The jury’s citation for “The Beekeeper of Aleppo” reads: “How do human beings process the horror around them, the senseless violence, the loss of what we hold dearest? Is it possible to ever feel safe, to love, to appreciate beauty? Christy Lefteri asks these questions of her characters, and ultimately, of us. We see wars on our screens and cross paths with the survivors in new lives in our neighborhoods, but we don’t see them. Lefteri brings us closer so we can, without fear.”

Lefteri is also the author of the novel “A Watermelon, a Fish and a Bible.” The child of Cypriot refugees, Lefteri grew up in London where she now lectures at Brunel University.

“The Beekeeper of Aleppo” was born out of her time working as a volunteer at a UNICEF-supported refugee center for women and children in Athens in 2016 and 2017. Lefteri detailed the life-altering experience in her Zoom interview with Santiago Thursday.

As part of the virtual proceedings, Brodeur interviewed Aspen Institute president Dan Porterfield about the role of literature in the ongoing pandemic.

Porterfield, echoing the call for empathy that run throughout the day’s author talks,

predicted that novels and stories will be the way future generations learn about the coronavirus pandemic, and draw lessons from it, in the same way readers today understand the Great Depression through the work of John Steinbeck.

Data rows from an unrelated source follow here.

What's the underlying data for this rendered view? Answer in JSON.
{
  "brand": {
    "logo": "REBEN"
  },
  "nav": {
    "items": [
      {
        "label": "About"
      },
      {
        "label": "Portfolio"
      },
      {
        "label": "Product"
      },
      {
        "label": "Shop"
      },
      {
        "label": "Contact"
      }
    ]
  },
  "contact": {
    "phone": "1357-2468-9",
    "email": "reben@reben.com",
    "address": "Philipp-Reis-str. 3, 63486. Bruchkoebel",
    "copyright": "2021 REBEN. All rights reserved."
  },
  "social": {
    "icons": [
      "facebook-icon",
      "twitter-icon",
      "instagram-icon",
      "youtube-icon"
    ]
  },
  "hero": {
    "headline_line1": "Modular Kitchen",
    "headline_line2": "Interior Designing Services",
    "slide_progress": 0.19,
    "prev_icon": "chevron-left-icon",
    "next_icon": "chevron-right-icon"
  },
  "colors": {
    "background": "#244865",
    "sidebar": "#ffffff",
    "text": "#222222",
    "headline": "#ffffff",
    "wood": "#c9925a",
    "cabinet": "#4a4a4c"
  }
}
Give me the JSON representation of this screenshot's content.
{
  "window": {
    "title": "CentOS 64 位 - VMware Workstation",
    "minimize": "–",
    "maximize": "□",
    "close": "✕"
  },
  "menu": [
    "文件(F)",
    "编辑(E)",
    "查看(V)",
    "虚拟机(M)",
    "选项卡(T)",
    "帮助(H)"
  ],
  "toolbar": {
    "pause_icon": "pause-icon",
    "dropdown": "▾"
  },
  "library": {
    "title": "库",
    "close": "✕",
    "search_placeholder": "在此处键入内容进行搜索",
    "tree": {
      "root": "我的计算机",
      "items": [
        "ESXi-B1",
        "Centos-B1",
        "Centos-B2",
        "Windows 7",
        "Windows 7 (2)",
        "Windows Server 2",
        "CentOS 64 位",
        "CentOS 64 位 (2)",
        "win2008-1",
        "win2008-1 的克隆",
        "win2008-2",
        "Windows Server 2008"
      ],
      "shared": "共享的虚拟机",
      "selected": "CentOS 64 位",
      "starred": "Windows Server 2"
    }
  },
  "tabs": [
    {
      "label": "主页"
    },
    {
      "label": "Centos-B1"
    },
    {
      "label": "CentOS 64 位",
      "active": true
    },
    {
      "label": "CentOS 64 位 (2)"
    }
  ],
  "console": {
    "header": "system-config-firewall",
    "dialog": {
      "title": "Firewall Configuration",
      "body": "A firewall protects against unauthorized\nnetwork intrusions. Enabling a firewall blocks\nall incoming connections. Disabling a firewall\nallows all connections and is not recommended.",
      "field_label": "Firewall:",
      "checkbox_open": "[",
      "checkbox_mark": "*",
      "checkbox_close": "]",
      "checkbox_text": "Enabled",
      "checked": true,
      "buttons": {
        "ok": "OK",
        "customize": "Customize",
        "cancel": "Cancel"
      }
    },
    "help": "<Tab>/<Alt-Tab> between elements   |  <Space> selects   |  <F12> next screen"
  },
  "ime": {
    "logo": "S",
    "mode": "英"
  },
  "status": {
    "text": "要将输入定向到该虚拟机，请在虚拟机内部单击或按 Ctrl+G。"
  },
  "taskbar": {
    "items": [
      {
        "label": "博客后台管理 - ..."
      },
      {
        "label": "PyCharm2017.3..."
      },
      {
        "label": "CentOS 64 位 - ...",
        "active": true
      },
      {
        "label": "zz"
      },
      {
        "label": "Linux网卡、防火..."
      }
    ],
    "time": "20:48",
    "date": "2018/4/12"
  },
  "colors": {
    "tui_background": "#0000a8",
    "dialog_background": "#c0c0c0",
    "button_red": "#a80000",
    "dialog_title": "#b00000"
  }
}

“We don’t have a Steinbeck today, but we will,” he said. “Those voices that emerge form this horrible time will give sightlines on what we experienced, to people decades and generations from now who read about it in the history books.”



Brian Alan Carr, “Opiod, Indiana”

Nicole Dennis-Benn, “Patsy”

Valeria Luiselli, “Lost Children Archive”

Bryan Washington, “Lot”

‘Literature in the Age of Social Distancing’ with Adrienne Brodeur and Aspen Institute president Dan Porterfield